# Confused about what a reference level is

This is the definition of a reference level in my textbook: I don't understand why each level isn't given a coefficient? Why are we excluding a potential explanatory variable?

While it seems like we are excluding an explanatory variable, it turns out that it's still there but hidden in the intercept.

Let's do an example with two groups, each with three observations. (The reference in your question specifies $$k>2$$. What it says is, in fact, true for $$k\ge2.$$)

The typical way to write this model would be to have the follow regression equation:

$$\hat{y} = \beta_0 + \beta_1x_1$$

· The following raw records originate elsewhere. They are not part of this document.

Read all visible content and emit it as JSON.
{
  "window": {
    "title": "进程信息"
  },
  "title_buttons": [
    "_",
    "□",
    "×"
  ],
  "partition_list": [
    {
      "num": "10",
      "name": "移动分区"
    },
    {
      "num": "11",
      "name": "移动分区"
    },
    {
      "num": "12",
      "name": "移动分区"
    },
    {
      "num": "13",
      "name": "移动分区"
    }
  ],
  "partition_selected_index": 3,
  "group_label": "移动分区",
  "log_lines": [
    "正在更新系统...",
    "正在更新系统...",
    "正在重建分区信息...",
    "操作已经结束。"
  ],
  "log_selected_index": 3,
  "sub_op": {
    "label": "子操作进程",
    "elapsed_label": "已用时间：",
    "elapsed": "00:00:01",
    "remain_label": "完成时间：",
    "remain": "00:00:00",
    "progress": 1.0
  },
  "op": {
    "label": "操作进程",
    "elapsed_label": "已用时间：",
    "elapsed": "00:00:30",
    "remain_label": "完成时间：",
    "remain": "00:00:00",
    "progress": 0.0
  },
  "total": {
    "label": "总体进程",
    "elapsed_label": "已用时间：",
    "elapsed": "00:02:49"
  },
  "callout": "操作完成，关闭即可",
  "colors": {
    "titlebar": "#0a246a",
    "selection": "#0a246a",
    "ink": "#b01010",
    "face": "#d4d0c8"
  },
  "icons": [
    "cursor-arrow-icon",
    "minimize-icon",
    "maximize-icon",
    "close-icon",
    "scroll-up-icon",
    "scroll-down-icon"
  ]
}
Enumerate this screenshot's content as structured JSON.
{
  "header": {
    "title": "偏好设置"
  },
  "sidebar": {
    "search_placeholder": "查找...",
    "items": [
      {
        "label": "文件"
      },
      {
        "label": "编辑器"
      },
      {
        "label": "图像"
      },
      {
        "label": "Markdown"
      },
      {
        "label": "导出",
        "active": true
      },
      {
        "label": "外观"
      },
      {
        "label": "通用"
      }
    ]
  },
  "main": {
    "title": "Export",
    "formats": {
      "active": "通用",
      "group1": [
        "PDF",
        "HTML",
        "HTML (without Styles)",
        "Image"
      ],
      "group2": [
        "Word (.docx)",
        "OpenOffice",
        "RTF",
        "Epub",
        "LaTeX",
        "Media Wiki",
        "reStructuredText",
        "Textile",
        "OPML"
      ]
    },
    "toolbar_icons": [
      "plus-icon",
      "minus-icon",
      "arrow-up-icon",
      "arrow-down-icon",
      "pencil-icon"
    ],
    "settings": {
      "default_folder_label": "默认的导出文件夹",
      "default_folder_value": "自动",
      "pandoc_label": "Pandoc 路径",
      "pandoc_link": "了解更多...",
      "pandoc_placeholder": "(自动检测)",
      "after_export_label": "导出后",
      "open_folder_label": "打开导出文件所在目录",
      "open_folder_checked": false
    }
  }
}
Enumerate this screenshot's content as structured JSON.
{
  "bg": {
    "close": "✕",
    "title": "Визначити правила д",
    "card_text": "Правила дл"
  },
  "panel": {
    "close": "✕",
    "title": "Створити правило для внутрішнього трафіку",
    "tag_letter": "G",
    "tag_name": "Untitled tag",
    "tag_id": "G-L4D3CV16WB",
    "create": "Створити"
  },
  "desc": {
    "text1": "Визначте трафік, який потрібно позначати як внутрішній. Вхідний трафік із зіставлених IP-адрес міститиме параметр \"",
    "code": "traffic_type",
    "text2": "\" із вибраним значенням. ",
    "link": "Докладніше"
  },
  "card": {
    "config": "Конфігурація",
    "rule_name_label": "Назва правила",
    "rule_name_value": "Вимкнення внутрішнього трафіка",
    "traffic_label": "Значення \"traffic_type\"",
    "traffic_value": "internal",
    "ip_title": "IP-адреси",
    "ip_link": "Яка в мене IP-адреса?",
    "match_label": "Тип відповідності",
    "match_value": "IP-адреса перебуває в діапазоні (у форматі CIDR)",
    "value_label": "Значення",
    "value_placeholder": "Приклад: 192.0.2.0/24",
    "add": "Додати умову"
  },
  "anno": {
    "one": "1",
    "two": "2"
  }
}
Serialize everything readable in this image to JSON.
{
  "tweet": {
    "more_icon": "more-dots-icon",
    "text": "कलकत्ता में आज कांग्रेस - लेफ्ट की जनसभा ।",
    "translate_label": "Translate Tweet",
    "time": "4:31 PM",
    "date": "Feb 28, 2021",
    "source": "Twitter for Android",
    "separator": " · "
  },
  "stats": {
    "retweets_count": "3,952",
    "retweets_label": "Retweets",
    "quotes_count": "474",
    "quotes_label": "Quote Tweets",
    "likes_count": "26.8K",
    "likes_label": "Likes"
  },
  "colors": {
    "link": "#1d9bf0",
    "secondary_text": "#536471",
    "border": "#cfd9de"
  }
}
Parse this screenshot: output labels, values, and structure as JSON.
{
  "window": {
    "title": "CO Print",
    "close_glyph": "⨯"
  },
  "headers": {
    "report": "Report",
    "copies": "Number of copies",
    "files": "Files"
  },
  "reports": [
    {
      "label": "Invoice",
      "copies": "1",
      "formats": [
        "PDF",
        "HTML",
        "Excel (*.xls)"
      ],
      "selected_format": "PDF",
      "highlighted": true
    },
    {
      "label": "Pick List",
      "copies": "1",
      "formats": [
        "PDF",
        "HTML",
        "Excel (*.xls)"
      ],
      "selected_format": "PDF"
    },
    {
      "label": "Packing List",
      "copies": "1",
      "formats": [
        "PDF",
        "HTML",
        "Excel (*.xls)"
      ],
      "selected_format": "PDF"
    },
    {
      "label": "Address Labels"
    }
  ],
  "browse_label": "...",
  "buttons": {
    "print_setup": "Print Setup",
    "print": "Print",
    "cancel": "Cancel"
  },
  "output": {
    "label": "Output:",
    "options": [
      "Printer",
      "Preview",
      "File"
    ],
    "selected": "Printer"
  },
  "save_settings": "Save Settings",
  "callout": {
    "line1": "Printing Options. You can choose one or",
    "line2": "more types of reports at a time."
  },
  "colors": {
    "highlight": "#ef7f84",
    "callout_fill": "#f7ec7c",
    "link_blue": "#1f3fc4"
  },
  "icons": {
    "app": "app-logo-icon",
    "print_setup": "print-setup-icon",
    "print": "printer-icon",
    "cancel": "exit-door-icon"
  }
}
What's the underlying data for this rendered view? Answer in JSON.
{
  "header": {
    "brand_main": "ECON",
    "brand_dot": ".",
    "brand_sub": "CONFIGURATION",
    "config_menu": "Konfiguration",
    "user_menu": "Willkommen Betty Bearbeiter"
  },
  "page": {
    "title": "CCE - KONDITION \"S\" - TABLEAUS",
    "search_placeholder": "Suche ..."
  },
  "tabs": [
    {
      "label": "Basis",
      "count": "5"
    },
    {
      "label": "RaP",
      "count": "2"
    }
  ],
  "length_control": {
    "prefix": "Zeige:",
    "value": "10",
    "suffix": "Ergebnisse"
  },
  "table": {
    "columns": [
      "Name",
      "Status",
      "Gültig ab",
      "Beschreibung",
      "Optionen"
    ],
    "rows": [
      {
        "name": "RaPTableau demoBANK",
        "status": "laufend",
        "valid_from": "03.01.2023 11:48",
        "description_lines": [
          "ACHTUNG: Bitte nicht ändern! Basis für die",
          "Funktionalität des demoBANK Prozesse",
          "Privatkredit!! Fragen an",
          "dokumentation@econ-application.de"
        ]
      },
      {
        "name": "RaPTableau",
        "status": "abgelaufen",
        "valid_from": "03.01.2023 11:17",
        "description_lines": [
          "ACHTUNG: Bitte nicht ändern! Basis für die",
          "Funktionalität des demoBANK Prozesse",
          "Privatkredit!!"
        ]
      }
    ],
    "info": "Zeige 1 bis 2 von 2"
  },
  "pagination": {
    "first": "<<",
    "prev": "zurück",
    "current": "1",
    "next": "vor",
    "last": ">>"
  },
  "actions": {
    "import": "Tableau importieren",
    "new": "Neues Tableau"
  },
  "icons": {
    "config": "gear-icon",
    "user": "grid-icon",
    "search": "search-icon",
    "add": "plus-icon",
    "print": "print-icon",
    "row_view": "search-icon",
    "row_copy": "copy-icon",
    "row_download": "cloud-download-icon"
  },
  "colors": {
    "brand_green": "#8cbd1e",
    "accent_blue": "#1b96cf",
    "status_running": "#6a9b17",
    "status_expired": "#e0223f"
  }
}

In this case, $$x_1$$ indicates if we are in the control group (0) or the treatment group (1).

We get the following model matrix:

$$X = \begin{bmatrix} 1 & 0\\ 1 & 0\\ 1 & 0\\ 1 & 1\\ 1 & 1\\ 1 & 1 \end{bmatrix}$$

This matrix has full rank, so everything works when we do the OLS estimator $$\hat{\beta} = (X^TX)^{-1}X^Ty$$.

Your stance is that there are two groups, we we should have one variable indicating the control group and another indicating the treatment group:

$$\hat{y} = \beta_0 + \beta_1x_{control} + \beta_2x_{treatment}$$

We get the following model matrix:

$$X = \begin{bmatrix} 1 & 0 & 1\\ 1 & 0 & 1\\ 1 & 0 & 1\\ 1 & 1 & 0\\ 1 & 1 & 0\\ 1 & 1 & 0\\ \end{bmatrix}$$

Yikes! The second and third columns add up to the first! Then $$X^TX$$ is signular, so the usual OLS estimate, $$\hat{\beta} = (X^TX)^{-1}X^Ty$$, cannot be computed.

However, we got everything we needed without including the third column, so we are okay if we just do the model that way.

All of this assumes a column of $$1$$s in the model matrix, which corresponds to an intercept term in the regression equation. That intercept gives us a reference level. If we leave out the intercept, we get the following model:

$$\hat{y} = \beta_1x_{control} + \beta_2x_{treatment}$$

This has the following model matrix:

$$X = \begin{bmatrix} 0 & 1\\ 0 & 1\\ 0 & 1\\ 1 & 0\\ 1 & 0\\ 1 & 0\\ \end{bmatrix}$$

This matrix has full rank, so the usual OLS estimator works out.

Think about how you would do the parameter inference. Maybe our two groups have means wildly different from zero. Then the inference is not so useful. Sure, we confirm that the means of 6 gazillion and 6 gazillion plus 1 are different from zero, but we already knew that. What interests us is if the two groups have significantly different means. When we include an intercept term, the parameter inference tells us if the difference between treatment and control is significantly different from zero, precisely the question that is (usually) going to interest us.

• +1 @Dave brilliant explanation – PsychometStats Dec 8 '19 at 15:15